┌──

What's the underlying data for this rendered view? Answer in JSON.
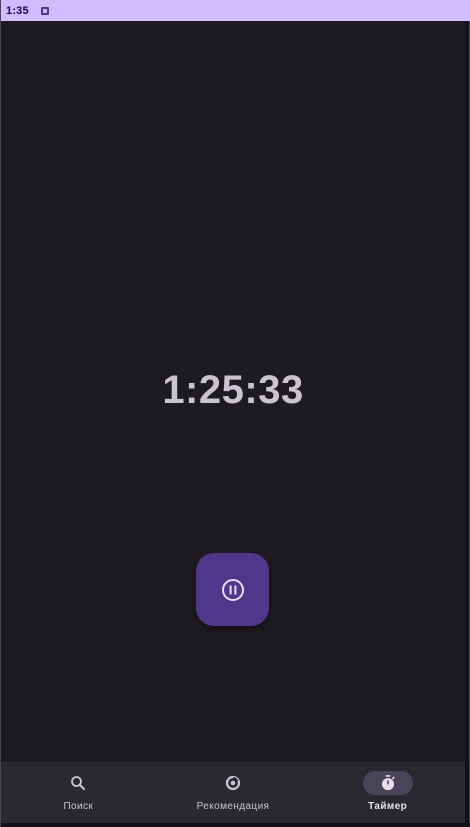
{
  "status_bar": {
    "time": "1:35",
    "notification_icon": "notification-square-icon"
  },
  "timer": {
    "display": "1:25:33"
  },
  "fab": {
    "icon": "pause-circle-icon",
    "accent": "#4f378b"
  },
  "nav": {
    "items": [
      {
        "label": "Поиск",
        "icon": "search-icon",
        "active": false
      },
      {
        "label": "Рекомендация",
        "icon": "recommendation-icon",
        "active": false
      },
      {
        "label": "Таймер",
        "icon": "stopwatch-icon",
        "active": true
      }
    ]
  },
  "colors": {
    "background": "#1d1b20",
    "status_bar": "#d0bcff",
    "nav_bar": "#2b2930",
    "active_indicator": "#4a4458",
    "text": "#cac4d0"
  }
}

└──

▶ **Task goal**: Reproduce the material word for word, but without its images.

▶ **Answer space**:
What's the underlying data for this rendered view? Answer in JSON.
{
  "status_bar": {
    "time": "1:35",
    "notification_icon": "notification-square-icon"
  },
  "timer": {
    "display": "1:25:33"
  },
  "fab": {
    "icon": "pause-circle-icon",
    "accent": "#4f378b"
  },
  "nav": {
    "items": [
      {
        "label": "Поиск",
        "icon": "search-icon",
        "active": false
      },
      {
        "label": "Рекомендация",
        "icon": "recommendation-icon",
        "active": false
      },
      {
        "label": "Таймер",
        "icon": "stopwatch-icon",
        "active": true
      }
    ]
  },
  "colors": {
    "background": "#1d1b20",
    "status_bar": "#d0bcff",
    "nav_bar": "#2b2930",
    "active_indicator": "#4a4458",
    "text": "#cac4d0"
  }
}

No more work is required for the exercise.